Required work
Narrow the data below down to the lines containing "verify".

Supplied material
--------------------
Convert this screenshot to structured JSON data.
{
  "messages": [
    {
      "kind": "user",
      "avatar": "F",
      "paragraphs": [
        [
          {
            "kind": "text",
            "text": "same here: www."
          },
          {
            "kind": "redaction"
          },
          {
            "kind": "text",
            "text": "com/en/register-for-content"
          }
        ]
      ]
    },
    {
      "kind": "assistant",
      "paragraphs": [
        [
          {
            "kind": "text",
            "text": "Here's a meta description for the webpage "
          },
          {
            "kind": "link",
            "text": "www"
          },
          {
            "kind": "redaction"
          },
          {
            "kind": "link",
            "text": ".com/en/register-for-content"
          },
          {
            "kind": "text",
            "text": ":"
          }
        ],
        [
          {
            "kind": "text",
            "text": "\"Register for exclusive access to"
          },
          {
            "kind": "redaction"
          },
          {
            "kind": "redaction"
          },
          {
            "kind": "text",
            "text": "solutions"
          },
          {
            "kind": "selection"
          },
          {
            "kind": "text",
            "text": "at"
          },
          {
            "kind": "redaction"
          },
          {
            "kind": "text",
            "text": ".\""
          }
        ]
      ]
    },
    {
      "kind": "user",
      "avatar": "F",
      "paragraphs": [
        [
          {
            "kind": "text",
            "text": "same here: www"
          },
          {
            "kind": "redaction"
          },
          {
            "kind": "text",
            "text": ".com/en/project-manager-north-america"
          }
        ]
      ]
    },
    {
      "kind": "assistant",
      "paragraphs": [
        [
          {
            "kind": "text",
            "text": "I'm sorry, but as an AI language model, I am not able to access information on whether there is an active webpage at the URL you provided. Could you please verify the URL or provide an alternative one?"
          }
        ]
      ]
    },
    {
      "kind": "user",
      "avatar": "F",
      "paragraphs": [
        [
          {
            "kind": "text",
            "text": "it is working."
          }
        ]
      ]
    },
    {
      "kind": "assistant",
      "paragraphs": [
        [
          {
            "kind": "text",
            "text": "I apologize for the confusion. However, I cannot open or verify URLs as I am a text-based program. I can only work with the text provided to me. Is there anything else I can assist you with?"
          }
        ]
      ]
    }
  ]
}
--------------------
Answer box
            "text": "I'm sorry, but as an AI language model, I am not able to access information on whether there is an active webpage at the URL you provided. Could you please verify the URL or provide an alternative one?"
            "text": "I apologize for the confusion. However, I cannot open or verify URLs as I am a text-based program. I can only work with the text provided to me. Is there anything else I can assist you with?"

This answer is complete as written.